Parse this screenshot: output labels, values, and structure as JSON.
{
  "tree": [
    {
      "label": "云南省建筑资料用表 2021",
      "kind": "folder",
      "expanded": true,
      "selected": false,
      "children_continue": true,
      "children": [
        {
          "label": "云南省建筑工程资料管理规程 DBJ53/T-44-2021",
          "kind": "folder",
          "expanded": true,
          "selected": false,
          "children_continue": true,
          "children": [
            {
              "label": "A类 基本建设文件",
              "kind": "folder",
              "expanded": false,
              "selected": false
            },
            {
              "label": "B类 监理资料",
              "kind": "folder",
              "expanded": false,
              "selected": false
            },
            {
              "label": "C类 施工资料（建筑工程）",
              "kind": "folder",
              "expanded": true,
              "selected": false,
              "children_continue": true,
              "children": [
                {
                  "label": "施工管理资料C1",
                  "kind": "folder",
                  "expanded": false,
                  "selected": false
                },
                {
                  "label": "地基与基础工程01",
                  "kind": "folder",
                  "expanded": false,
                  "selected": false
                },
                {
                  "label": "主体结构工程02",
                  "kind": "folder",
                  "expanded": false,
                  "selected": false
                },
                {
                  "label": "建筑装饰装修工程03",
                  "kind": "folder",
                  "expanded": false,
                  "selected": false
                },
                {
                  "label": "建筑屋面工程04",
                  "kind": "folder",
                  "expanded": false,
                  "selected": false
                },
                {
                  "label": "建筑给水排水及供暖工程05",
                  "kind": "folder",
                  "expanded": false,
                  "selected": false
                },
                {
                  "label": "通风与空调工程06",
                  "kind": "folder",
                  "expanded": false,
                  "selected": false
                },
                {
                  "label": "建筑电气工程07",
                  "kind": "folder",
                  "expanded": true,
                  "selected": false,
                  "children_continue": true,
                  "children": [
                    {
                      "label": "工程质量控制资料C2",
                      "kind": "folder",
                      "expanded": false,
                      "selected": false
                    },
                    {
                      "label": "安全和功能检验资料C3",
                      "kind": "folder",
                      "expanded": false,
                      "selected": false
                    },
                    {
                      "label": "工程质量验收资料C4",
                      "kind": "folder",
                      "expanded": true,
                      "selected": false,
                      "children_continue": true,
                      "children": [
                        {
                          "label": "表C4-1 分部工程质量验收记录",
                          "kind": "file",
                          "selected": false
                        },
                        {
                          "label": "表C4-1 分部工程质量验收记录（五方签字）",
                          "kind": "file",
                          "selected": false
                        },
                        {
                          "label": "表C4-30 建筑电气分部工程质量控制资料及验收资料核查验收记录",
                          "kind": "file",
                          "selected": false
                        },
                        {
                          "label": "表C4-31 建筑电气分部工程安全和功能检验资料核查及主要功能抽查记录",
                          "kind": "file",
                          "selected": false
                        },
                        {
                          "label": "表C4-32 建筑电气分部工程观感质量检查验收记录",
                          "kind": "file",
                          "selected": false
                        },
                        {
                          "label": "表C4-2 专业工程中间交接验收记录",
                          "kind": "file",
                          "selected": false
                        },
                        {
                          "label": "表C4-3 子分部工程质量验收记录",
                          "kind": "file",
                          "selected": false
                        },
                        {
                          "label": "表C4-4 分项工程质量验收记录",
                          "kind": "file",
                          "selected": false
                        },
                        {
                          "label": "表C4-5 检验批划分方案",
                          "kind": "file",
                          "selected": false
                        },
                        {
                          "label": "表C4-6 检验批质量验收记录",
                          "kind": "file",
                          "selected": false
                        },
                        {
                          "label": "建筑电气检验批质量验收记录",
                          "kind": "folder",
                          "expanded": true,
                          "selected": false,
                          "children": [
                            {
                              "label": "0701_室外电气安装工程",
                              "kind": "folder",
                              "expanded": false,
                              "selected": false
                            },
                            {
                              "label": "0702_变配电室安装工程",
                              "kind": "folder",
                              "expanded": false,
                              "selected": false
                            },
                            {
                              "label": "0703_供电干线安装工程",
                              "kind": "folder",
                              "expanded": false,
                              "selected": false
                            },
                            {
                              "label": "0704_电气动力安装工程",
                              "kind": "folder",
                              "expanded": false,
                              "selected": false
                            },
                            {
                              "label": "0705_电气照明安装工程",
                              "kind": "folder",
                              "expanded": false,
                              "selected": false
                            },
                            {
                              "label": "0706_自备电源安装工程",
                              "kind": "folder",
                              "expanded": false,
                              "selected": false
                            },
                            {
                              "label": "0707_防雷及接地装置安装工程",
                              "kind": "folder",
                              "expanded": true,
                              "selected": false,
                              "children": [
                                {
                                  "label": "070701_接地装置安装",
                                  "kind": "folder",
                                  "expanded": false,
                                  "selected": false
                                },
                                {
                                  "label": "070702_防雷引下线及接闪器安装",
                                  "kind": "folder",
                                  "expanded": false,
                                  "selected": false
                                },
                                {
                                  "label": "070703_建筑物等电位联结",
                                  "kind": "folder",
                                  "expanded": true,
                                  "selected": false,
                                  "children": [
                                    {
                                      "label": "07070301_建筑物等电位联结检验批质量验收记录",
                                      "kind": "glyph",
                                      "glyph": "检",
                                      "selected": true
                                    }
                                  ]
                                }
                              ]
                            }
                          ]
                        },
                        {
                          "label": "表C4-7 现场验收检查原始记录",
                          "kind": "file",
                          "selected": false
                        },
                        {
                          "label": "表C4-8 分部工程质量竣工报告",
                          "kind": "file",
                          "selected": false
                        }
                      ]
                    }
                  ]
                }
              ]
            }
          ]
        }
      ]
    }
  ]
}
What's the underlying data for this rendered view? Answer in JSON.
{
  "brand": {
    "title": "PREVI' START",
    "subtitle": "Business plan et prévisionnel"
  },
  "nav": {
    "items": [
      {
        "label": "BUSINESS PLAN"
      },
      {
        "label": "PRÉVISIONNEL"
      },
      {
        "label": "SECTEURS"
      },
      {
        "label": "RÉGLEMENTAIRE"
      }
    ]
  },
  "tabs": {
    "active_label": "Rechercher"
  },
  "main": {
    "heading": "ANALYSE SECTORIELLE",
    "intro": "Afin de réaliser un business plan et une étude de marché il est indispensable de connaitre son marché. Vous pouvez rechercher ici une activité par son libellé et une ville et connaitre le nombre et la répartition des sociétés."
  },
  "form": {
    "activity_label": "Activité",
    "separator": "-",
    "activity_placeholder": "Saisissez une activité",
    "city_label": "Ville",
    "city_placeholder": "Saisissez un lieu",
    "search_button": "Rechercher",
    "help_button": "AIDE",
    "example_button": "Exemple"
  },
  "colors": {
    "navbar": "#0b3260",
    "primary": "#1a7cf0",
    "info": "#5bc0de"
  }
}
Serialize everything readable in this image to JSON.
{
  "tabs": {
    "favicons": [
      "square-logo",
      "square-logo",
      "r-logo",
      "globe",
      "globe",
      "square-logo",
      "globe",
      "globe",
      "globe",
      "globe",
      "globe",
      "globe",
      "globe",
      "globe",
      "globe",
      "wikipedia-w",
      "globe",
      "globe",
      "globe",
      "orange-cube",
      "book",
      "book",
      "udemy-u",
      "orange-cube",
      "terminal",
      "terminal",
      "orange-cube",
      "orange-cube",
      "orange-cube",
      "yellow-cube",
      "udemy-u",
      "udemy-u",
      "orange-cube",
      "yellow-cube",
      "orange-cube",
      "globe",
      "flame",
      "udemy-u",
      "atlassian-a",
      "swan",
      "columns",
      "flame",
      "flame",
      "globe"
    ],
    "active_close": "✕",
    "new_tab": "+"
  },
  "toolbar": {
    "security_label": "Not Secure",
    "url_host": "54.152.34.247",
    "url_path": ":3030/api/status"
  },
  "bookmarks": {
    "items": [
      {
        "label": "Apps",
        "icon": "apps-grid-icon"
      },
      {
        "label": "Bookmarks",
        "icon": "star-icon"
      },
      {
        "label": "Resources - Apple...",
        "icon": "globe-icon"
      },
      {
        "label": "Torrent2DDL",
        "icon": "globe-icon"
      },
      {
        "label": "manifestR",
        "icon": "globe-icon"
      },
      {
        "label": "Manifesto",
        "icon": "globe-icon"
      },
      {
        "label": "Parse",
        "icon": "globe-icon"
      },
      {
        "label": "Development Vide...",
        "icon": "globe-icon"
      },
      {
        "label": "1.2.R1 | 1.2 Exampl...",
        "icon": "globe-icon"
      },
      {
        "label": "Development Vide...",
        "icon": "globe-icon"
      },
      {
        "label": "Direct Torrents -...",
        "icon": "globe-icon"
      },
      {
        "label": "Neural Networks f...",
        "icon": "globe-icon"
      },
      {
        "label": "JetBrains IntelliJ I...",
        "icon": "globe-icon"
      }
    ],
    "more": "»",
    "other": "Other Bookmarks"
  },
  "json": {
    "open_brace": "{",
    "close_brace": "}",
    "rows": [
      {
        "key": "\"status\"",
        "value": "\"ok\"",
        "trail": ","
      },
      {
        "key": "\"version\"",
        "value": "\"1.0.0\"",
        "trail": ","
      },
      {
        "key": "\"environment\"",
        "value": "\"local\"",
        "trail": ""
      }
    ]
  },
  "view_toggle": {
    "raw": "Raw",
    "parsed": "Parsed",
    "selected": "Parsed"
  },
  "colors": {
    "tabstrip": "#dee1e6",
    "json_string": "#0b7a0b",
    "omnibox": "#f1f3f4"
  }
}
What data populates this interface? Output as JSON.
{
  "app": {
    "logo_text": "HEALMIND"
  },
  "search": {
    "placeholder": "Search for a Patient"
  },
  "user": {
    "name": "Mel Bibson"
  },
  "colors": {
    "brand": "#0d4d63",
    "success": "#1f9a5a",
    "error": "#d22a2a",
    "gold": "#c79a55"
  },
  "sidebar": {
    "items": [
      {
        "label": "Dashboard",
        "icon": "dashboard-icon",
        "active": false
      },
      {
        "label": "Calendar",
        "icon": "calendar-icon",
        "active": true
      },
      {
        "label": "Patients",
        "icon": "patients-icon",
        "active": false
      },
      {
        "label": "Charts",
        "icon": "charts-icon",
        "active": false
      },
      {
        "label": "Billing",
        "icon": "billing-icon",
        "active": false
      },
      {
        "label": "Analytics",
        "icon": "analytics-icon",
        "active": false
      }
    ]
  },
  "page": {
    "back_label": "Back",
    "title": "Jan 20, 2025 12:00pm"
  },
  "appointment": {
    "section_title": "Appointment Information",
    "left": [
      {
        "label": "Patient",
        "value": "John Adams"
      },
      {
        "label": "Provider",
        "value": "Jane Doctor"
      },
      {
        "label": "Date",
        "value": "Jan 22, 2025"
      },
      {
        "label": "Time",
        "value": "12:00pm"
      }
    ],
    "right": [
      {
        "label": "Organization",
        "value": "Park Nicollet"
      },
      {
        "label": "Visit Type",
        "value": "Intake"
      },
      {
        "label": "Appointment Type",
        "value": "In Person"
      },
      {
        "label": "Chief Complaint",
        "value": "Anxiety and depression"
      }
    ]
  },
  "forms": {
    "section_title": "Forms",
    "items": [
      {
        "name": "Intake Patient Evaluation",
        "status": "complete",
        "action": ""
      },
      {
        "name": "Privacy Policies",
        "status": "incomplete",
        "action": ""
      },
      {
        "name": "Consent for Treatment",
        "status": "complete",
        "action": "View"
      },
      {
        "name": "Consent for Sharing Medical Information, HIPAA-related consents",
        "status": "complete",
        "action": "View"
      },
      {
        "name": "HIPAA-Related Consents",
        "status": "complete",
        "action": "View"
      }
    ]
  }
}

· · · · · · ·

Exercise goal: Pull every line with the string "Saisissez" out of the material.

Task result:
    "activity_placeholder": "Saisissez une activité",
    "city_placeholder": "Saisissez un lieu",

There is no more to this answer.